> Required action
Going through the data below, tally every line where the string "newsletter" occurs, then give only the tally.

> Listed records
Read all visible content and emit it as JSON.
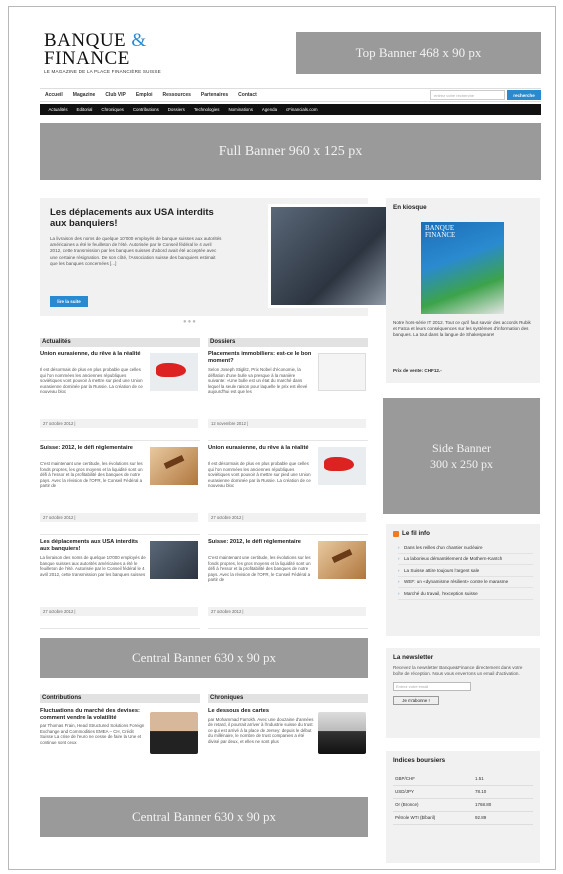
{
  "logo": {
    "line1": "BANQUE",
    "amp": "&",
    "line2": "FINANCE",
    "tagline": "LE MAGAZINE DE LA PLACE FINANCIÈRE SUISSE"
  },
  "banners": {
    "top": "Top Banner 468 x 90 px",
    "full": "Full Banner 960 x 125 px",
    "central1": "Central Banner 630 x 90 px",
    "central2": "Central Banner 630 x 90 px",
    "side_line1": "Side Banner",
    "side_line2": "300 x 250 px"
  },
  "nav": {
    "items": [
      "Accueil",
      "Magazine",
      "Club VIP",
      "Emploi",
      "Ressources",
      "Partenaires",
      "Contact"
    ],
    "search_placeholder": "entrez votre recherche",
    "search_button": "recherche"
  },
  "subnav": [
    "Actualités",
    "Editorial",
    "Chroniques",
    "Contributions",
    "Dossiers",
    "Technologies",
    "Nominations",
    "Agenda",
    "cFinancials.com"
  ],
  "featured": {
    "title": "Les déplacements aux USA interdits aux banquiers!",
    "text": "La livraison des noms de quelque 10'000 employés de banque suisses aux autorités américaines a été le feuilleton de l'été. Autorisée par le Conseil fédéral le 4 avril 2012, cette transmission par les banques suisses d'abord avait été acceptée avec une certaine résignation. De son côté, l'Association suisse des banquiers estimait que les banques concernées [...]",
    "button": "lire la suite"
  },
  "actualites": {
    "header": "Actualités",
    "articles": [
      {
        "title": "Union eurasienne, du rêve à la réalité",
        "text": "Il est désormais de plus en plus probable que celles qui l'on nommées les anciennes républiques soviétiques vont pouvoir à mettre sur pied une Union eurasienne dominée par la Russie. La création de ce nouveau bloc",
        "date": "27 octobre 2012 |"
      },
      {
        "title": "Suisse: 2012, le défi réglementaire",
        "text": "C'est maintenant une certitude, les évolutions sur les fonds propres, les gros moyens et la liquidité sont un défi à l'essor et la profitabilité des banques de notre pays. Avec la révision de l'OFR, le Conseil Fédéral a partir de",
        "date": "27 octobre 2012 |"
      },
      {
        "title": "Les déplacements aux USA interdits aux banquiers!",
        "text": "La livraison des noms de quelque 10'000 employés de banque suisses aux autorités américaines a été le feuilleton de l'été. Autorisée par le Conseil fédéral le 4 avril 2012, cette transmission par les banques suisses",
        "date": "27 octobre 2012 |"
      }
    ]
  },
  "dossiers": {
    "header": "Dossiers",
    "articles": [
      {
        "title": "Placements immobiliers: est-ce le bon moment?",
        "text": "Selon Joseph Stiglitz, Prix Nobel d'économie, la déflation d'une bulle va presque à la manière suivante: «Une bulle est un état du marché dans lequel la seule raison pour laquelle le prix est élevé aujourd'hui est que les",
        "date": "12 novembre 2012 |"
      },
      {
        "title": "Union eurasienne, du rêve à la réalité",
        "text": "Il est désormais de plus en plus probable que celles qui l'on nommées les anciennes républiques soviétiques vont pouvoir à mettre sur pied une Union eurasienne dominée par la Russie. La création de ce nouveau bloc",
        "date": "27 octobre 2012 |"
      },
      {
        "title": "Suisse: 2012, le défi réglementaire",
        "text": "C'est maintenant une certitude, les évolutions sur les fonds propres, les gros moyens et la liquidité sont un défi à l'essor et la profitabilité des banques de notre pays. Avec la révision de l'OFR, le Conseil Fédéral a partir de",
        "date": "27 octobre 2012 |"
      }
    ]
  },
  "contributions": {
    "header": "Contributions",
    "title": "Fluctuations du marché des devises: comment vendre la volatilité",
    "text": "par Thomas Frain, Head Structured Solutions Foreign Exchange and Commodities EMEA – CH, Crédit Suisse La crise de l'euro ne cesse de faire la Une et continue sont ceux"
  },
  "chroniques": {
    "header": "Chroniques",
    "title": "Le dessous des cartes",
    "text": "par Mohammad Farrokh. Avec une douzaine d'années de retard, il pourrait arriver à l'industrie suisse du trust ce qui est arrivé à la place de Jersey: depuis le début du millénaire, le nombre de trust companies a été divisé par deux, et elles ne sont plus"
  },
  "kiosk": {
    "title": "En kiosque",
    "cover_line1": "BANQUE",
    "cover_line2": "FINANCE",
    "text": "Notre hors-série IT 2012. Tout ce qu'il faut savoir des accords Rubik et Fatca et leurs conséquences sur les systèmes d'information des banques. La tout dans la langue de Shakespeare!",
    "price": "Prix de vente: CHF12.-"
  },
  "fil_info": {
    "title": "Le fil info",
    "items": [
      "Dans les reilles d'un chantier nucléaire",
      "La laborieux démantèlement de Mothern-Kantch",
      "La Suisse attire toujours l'argent sale",
      "WEF: un «dynamisme résilient» contre le marasme",
      "Marché du travail, l'exception suisse"
    ]
  },
  "newsletter": {
    "title": "La newsletter",
    "text": "Recevez la newsletter Banque&Finance directement dans votre boîte de réception. Nous vous enverrons un email d'activation.",
    "placeholder": "Entrez votre email",
    "button": "Je m'abonne !"
  },
  "indices": {
    "title": "Indices boursiers",
    "rows": [
      {
        "name": "GBP/CHF",
        "value": "1.51"
      },
      {
        "name": "USD/JPY",
        "value": "78.10"
      },
      {
        "name": "Or (Bronce)",
        "value": "1768.80"
      },
      {
        "name": "Pétrole WTI ($/baril)",
        "value": "92.89"
      }
    ]
  },
  "colors": {
    "accent": "#2a8ad0",
    "banner": "#9a9a9a",
    "navbar": "#111111"
  }
}
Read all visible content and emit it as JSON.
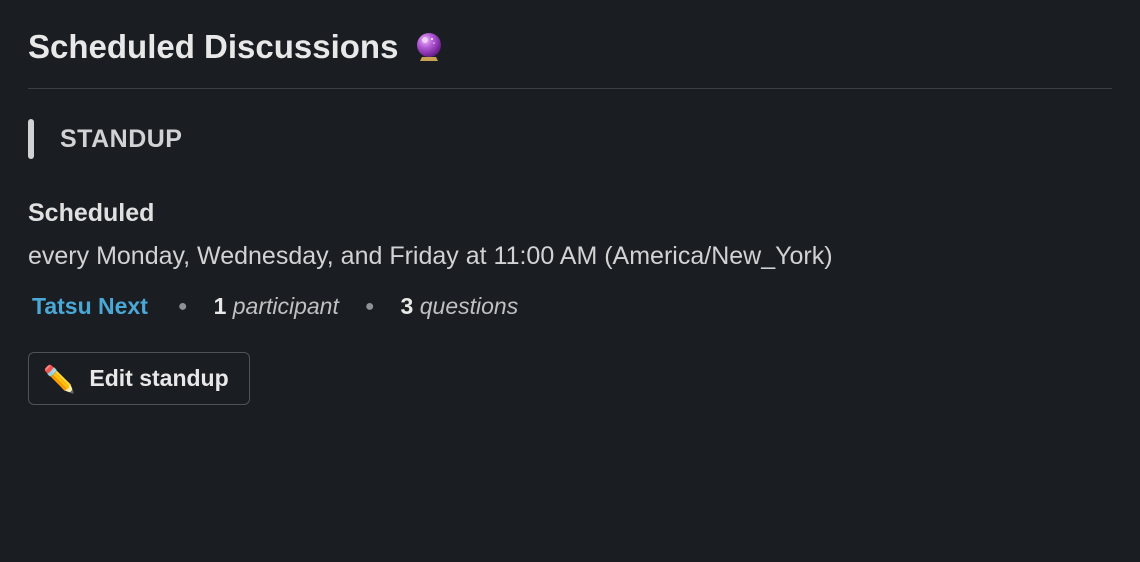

> Output for this exercise
3